S African president says no corruption found in arms deal

South African President Jacob Zuma says no evidence of corruption found in investigation of '1995 arms deal'

Photo by: Reuters
Photo by: Reuters

President Jacob Zuma speaks during the official launch of the eChannel Pilot Project of the Department of Home Affairs in Midrand, Johannesburg, April 7, 2016.

South African President Jacob Zuma said that no evidence of corruption or fraud was found in the investigation of a major arms deal arranged by the government in 1995.

The arms deal of 30 billion rand ($2.1 billion) was made in 1991. The South African Air Force (SAAF) replaced the Cheetah trainers with European military equipment that was made in 1991, when Zuma was serving as deputy president.

"No evidence was found as well through the Commission's own independent inquiries," President Zuma said on television, on Thursday.

Schabir Shaik, Zuma’s former financial adviser, was found guilty and jailed in 2005 of trying to solicit bribes worth 500,000 rand a year for Zuma from a French arms company.

Zuma said the money paid was for consultancy services “and nothing else”.

It was alleged that Zuma had offered to protect the French firm from an investigation into an arms deal South Africa arranged in the late 1990s.

Later in 2005, then-President Thabo Mbeki discharged Zuma as his deputy after he was implicated in the arms deal.

Zuma later ousted Mbeki to win leadership of the ANC, became president in 2009, and appointed a commission to investigate the arms deal in 2011.

In 2009 prosecutors dropped an investigation into more than 700 charges of fraud, corruption and racketeering against Zuma in relation to the same arms deal.

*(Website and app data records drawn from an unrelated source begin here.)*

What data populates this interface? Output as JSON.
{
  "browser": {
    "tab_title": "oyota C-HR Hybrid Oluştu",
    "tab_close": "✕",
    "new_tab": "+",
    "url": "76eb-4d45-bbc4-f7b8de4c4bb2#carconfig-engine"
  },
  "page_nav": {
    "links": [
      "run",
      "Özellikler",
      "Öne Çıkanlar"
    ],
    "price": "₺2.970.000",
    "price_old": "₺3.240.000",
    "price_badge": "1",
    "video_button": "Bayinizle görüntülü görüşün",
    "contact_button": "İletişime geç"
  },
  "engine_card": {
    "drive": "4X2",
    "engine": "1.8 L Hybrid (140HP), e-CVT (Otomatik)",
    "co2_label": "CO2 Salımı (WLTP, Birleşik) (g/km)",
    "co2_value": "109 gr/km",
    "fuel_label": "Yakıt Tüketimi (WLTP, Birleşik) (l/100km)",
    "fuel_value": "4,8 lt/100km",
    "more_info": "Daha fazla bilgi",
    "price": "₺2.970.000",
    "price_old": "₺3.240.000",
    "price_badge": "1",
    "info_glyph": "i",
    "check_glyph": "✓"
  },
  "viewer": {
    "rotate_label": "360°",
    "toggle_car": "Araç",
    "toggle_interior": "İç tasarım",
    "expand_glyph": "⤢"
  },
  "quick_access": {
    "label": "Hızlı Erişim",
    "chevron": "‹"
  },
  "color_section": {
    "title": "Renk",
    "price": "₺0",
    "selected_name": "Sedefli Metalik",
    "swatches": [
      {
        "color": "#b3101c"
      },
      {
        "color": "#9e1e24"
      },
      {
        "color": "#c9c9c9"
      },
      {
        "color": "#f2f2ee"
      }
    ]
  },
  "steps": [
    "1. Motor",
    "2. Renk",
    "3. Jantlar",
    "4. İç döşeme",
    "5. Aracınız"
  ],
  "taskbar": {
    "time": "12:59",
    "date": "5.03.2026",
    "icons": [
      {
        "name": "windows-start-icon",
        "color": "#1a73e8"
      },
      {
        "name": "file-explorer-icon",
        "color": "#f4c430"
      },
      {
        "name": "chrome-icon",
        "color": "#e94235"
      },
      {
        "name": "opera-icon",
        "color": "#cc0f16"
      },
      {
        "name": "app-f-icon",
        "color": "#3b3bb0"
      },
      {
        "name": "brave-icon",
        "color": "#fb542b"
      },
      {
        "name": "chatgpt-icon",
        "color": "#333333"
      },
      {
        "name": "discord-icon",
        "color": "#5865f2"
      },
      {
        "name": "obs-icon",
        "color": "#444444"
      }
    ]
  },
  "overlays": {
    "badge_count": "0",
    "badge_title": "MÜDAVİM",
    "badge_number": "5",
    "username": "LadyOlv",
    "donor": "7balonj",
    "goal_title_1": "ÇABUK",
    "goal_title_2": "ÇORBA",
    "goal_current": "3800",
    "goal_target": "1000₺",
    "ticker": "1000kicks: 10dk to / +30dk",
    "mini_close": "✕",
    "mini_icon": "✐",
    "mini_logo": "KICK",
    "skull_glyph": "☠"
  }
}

Despite the investigations, Zuma gained victory in presidential elections a month later.

The 30 billion rand deal to buy European military equipment in the late 1990s has led to a few convictions of officials who took bribes to help land contracts but critics said probes did not go far enough, letting several others off the hook.

In 2011, he appointed a commission to investigate the arms deal.

On Thursday, Zuma said the investigation, which took four years, had found no evidence of widespread bribery, corruption and fraud in the selection of the preferred bidder to supply the arms, or of payment of bribes to officials awarding of the deal.

Zuma said the three-volume report on the investigation will be made public.

TRTWorld, Reuters